#### [Problem statement]
Reproduce each entry exactly as written.

#### [Data records]
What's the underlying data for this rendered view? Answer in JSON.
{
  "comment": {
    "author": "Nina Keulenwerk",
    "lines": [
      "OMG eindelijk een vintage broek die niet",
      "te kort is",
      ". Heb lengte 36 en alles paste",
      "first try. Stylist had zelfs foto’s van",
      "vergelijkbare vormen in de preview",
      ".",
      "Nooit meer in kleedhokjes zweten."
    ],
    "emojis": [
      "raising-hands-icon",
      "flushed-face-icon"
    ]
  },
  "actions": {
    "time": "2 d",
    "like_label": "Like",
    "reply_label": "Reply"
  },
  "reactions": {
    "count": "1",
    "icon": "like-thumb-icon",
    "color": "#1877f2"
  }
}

#### [The answer]
What's the underlying data for this rendered view? Answer in JSON.
{
  "comment": {
    "author": "Nina Keulenwerk",
    "lines": [
      "OMG eindelijk een vintage broek die niet",
      "te kort is",
      ". Heb lengte 36 en alles paste",
      "first try. Stylist had zelfs foto’s van",
      "vergelijkbare vormen in de preview",
      ".",
      "Nooit meer in kleedhokjes zweten."
    ],
    "emojis": [
      "raising-hands-icon",
      "flushed-face-icon"
    ]
  },
  "actions": {
    "time": "2 d",
    "like_label": "Like",
    "reply_label": "Reply"
  },
  "reactions": {
    "count": "1",
    "icon": "like-thumb-icon",
    "color": "#1877f2"
  }
}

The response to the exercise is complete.